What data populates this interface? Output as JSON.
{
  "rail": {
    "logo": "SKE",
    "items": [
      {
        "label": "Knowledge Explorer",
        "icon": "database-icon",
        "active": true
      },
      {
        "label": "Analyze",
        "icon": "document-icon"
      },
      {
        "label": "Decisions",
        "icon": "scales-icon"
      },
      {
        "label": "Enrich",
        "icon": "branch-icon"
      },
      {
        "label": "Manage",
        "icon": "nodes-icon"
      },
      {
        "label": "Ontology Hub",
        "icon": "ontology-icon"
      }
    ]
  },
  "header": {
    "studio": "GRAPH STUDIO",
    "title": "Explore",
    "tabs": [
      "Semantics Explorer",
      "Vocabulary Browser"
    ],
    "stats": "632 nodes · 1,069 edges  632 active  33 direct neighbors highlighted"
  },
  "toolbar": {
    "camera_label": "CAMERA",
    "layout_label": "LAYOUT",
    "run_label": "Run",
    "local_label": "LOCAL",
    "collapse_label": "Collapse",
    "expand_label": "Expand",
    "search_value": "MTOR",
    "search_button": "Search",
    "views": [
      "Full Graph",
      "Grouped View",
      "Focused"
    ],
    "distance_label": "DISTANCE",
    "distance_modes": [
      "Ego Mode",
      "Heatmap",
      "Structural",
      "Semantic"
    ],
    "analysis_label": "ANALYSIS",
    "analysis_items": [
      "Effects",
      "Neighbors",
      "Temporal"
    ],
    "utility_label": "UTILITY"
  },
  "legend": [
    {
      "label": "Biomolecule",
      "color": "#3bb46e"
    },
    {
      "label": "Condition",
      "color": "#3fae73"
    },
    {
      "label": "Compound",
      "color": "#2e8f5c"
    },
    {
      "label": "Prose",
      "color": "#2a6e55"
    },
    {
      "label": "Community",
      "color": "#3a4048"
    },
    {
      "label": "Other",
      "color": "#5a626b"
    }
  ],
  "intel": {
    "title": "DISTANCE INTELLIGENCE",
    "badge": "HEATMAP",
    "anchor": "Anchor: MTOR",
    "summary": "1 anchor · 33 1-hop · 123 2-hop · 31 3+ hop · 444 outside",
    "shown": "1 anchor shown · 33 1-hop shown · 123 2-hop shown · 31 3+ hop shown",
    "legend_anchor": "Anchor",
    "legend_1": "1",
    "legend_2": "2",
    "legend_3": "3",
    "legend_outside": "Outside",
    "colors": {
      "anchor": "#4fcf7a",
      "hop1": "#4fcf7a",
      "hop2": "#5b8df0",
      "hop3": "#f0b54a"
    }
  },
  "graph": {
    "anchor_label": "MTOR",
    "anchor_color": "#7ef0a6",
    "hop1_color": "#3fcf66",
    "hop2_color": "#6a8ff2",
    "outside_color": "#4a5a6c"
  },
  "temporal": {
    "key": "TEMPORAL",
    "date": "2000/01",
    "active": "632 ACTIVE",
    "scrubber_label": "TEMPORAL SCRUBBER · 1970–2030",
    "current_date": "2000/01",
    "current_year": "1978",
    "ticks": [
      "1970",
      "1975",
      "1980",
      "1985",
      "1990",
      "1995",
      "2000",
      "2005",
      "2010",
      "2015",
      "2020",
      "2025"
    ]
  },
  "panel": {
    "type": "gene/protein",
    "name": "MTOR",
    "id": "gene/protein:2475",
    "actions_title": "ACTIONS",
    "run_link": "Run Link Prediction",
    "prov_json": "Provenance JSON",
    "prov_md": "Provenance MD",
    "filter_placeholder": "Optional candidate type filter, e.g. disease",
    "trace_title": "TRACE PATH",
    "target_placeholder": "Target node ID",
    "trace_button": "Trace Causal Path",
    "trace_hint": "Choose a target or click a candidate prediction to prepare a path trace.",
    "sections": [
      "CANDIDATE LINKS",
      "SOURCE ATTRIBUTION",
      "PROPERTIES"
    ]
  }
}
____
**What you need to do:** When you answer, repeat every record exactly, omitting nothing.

**Answer section:**
What data populates this interface? Output as JSON.
{
  "rail": {
    "logo": "SKE",
    "items": [
      {
        "label": "Knowledge Explorer",
        "icon": "database-icon",
        "active": true
      },
      {
        "label": "Analyze",
        "icon": "document-icon"
      },
      {
        "label": "Decisions",
        "icon": "scales-icon"
      },
      {
        "label": "Enrich",
        "icon": "branch-icon"
      },
      {
        "label": "Manage",
        "icon": "nodes-icon"
      },
      {
        "label": "Ontology Hub",
        "icon": "ontology-icon"
      }
    ]
  },
  "header": {
    "studio": "GRAPH STUDIO",
    "title": "Explore",
    "tabs": [
      "Semantics Explorer",
      "Vocabulary Browser"
    ],
    "stats": "632 nodes · 1,069 edges  632 active  33 direct neighbors highlighted"
  },
  "toolbar": {
    "camera_label": "CAMERA",
    "layout_label": "LAYOUT",
    "run_label": "Run",
    "local_label": "LOCAL",
    "collapse_label": "Collapse",
    "expand_label": "Expand",
    "search_value": "MTOR",
    "search_button": "Search",
    "views": [
      "Full Graph",
      "Grouped View",
      "Focused"
    ],
    "distance_label": "DISTANCE",
    "distance_modes": [
      "Ego Mode",
      "Heatmap",
      "Structural",
      "Semantic"
    ],
    "analysis_label": "ANALYSIS",
    "analysis_items": [
      "Effects",
      "Neighbors",
      "Temporal"
    ],
    "utility_label": "UTILITY"
  },
  "legend": [
    {
      "label": "Biomolecule",
      "color": "#3bb46e"
    },
    {
      "label": "Condition",
      "color": "#3fae73"
    },
    {
      "label": "Compound",
      "color": "#2e8f5c"
    },
    {
      "label": "Prose",
      "color": "#2a6e55"
    },
    {
      "label": "Community",
      "color": "#3a4048"
    },
    {
      "label": "Other",
      "color": "#5a626b"
    }
  ],
  "intel": {
    "title": "DISTANCE INTELLIGENCE",
    "badge": "HEATMAP",
    "anchor": "Anchor: MTOR",
    "summary": "1 anchor · 33 1-hop · 123 2-hop · 31 3+ hop · 444 outside",
    "shown": "1 anchor shown · 33 1-hop shown · 123 2-hop shown · 31 3+ hop shown",
    "legend_anchor": "Anchor",
    "legend_1": "1",
    "legend_2": "2",
    "legend_3": "3",
    "legend_outside": "Outside",
    "colors": {
      "anchor": "#4fcf7a",
      "hop1": "#4fcf7a",
      "hop2": "#5b8df0",
      "hop3": "#f0b54a"
    }
  },
  "graph": {
    "anchor_label": "MTOR",
    "anchor_color": "#7ef0a6",
    "hop1_color": "#3fcf66",
    "hop2_color": "#6a8ff2",
    "outside_color": "#4a5a6c"
  },
  "temporal": {
    "key": "TEMPORAL",
    "date": "2000/01",
    "active": "632 ACTIVE",
    "scrubber_label": "TEMPORAL SCRUBBER · 1970–2030",
    "current_date": "2000/01",
    "current_year": "1978",
    "ticks": [
      "1970",
      "1975",
      "1980",
      "1985",
      "1990",
      "1995",
      "2000",
      "2005",
      "2010",
      "2015",
      "2020",
      "2025"
    ]
  },
  "panel": {
    "type": "gene/protein",
    "name": "MTOR",
    "id": "gene/protein:2475",
    "actions_title": "ACTIONS",
    "run_link": "Run Link Prediction",
    "prov_json": "Provenance JSON",
    "prov_md": "Provenance MD",
    "filter_placeholder": "Optional candidate type filter, e.g. disease",
    "trace_title": "TRACE PATH",
    "target_placeholder": "Target node ID",
    "trace_button": "Trace Causal Path",
    "trace_hint": "Choose a target or click a candidate prediction to prepare a path trace.",
    "sections": [
      "CANDIDATE LINKS",
      "SOURCE ATTRIBUTION",
      "PROPERTIES"
    ]
  }
}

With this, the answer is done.